Francisco is basically saying the Constitution gives the president the authority to dismiss all officials who have power under the executive branch. That could, most conspicuously, give Trump a legal way to oust Mueller.
The Supreme Court ruled in favor of the administration, but decided the case very narrowly on the question raised about the status of SEC administrative law judges. And as legal writer Cristian Farias pointed out, Justice Elena Kagan chastised Francisco for trying to make a broader argument about presidential power.
But it’s telling that the administration took this stance and that Francisco, as the solicitor general, is making these arguments before the court.

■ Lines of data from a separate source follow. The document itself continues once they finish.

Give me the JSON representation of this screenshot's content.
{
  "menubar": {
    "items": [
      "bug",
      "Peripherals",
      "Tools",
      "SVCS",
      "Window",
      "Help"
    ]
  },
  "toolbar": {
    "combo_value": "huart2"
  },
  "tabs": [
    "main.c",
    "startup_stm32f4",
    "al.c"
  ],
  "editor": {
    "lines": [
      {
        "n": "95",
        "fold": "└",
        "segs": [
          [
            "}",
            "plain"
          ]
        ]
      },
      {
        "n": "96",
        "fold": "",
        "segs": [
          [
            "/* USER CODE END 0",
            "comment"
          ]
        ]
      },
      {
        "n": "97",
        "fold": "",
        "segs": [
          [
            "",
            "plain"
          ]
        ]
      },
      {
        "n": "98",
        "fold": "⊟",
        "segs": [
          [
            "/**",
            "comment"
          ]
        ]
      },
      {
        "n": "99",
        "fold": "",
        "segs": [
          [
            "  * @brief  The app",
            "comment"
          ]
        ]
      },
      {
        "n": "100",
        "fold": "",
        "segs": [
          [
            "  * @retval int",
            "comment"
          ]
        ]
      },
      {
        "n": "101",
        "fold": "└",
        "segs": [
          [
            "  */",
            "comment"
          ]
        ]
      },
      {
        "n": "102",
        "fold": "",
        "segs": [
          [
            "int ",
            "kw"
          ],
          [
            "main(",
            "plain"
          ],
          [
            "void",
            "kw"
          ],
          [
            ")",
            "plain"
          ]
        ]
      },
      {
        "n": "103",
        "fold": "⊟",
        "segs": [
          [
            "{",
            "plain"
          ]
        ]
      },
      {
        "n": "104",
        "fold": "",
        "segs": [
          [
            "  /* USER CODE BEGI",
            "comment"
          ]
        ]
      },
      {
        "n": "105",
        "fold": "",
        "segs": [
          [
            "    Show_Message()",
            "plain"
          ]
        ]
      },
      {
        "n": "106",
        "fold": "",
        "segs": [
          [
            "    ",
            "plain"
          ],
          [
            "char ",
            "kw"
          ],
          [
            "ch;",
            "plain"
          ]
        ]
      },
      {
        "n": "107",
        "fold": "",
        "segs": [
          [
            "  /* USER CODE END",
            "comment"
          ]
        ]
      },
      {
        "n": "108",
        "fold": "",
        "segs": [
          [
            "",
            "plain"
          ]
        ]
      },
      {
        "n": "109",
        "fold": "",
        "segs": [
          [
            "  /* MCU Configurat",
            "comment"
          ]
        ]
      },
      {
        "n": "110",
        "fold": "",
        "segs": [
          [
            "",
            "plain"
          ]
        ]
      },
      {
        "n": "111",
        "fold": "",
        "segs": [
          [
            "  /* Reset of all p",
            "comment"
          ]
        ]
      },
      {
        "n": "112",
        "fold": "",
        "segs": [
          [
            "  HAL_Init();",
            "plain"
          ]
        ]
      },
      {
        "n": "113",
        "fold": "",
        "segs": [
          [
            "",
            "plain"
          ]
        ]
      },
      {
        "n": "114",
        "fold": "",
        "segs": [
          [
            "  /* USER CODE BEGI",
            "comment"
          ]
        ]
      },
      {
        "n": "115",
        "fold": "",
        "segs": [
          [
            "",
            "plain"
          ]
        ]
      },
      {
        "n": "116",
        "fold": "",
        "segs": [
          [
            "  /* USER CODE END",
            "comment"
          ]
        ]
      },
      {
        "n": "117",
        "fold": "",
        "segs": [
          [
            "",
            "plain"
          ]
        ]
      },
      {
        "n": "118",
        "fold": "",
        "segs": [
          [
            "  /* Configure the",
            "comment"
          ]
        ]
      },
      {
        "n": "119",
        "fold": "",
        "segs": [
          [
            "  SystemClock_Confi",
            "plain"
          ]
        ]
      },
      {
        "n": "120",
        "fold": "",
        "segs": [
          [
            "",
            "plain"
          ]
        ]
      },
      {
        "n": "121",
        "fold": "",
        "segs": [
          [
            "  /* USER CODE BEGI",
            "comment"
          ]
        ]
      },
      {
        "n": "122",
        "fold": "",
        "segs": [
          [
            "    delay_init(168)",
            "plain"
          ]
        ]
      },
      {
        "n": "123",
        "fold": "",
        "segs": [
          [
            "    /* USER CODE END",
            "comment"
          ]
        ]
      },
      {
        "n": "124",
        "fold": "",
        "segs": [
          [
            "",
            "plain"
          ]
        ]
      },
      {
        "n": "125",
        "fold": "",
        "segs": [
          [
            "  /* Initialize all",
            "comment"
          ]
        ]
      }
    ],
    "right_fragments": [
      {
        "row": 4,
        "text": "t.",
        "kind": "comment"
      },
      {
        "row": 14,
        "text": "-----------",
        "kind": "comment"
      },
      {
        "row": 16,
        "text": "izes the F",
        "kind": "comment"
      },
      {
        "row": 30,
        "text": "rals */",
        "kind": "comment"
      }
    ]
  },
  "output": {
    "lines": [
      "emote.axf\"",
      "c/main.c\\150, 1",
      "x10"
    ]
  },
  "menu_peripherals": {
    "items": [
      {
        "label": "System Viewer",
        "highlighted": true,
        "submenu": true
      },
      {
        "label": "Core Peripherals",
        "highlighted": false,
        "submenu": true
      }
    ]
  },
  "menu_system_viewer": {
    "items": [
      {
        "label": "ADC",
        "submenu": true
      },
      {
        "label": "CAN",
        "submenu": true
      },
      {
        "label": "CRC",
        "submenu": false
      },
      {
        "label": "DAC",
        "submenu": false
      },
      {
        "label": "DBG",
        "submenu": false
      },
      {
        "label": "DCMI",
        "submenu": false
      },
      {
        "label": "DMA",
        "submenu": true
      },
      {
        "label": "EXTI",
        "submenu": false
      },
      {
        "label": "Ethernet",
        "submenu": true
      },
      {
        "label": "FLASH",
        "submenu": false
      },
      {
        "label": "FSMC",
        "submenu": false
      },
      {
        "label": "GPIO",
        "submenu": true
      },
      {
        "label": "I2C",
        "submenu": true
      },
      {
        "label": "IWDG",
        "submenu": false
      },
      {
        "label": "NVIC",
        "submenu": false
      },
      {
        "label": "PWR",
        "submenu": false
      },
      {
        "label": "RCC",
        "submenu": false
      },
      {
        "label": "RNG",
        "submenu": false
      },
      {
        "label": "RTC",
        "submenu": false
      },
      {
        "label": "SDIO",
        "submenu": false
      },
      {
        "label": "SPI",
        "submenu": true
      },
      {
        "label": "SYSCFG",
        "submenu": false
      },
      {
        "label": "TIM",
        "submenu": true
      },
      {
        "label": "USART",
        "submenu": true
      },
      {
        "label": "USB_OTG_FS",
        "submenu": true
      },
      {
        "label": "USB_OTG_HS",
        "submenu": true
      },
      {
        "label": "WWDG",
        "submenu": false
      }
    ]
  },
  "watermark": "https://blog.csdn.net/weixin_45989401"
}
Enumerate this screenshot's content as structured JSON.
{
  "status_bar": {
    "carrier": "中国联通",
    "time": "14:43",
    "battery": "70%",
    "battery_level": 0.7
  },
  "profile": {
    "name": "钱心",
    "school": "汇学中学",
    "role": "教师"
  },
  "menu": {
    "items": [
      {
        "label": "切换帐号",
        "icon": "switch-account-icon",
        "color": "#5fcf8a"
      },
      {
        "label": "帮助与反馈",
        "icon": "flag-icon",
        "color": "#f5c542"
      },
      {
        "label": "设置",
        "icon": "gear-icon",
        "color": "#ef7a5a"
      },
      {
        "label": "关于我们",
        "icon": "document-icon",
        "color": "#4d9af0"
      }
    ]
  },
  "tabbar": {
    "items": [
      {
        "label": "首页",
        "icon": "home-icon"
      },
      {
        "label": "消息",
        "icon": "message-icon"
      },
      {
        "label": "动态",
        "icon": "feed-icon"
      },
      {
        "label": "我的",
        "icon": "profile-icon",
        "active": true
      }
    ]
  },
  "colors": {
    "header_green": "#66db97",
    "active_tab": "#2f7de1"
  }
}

Francisco’s approach to executive power doesn’t mean that if he takes over he’ll immediately fire Mueller, or even rein in Mueller’s mandate. But it does hint that he might be more sympathetic to the Trump administration’s stance, especially if the allegations about Rosenstein intensify the clamor on the right about the Mueller probe being biased against the president.
And yet Francisco did dine with Rosenstein and Sessions in March shortly after Trump slammed Sessions on Twitter for kicking the investigation of what Trump and his allies see as the FBI’s mishandling of the surveillance of former Trump campaign adviser Carter Page to the inspector general.
The dinner, coming as it did on the heels of the president viciously and publicly attacking his attorney general, seemed to suggest the three men had formed a united front against Trump’s assaults on Sessions and the Justice Department.
Then again, all three, Francisco included, could be fired by Trump at any time.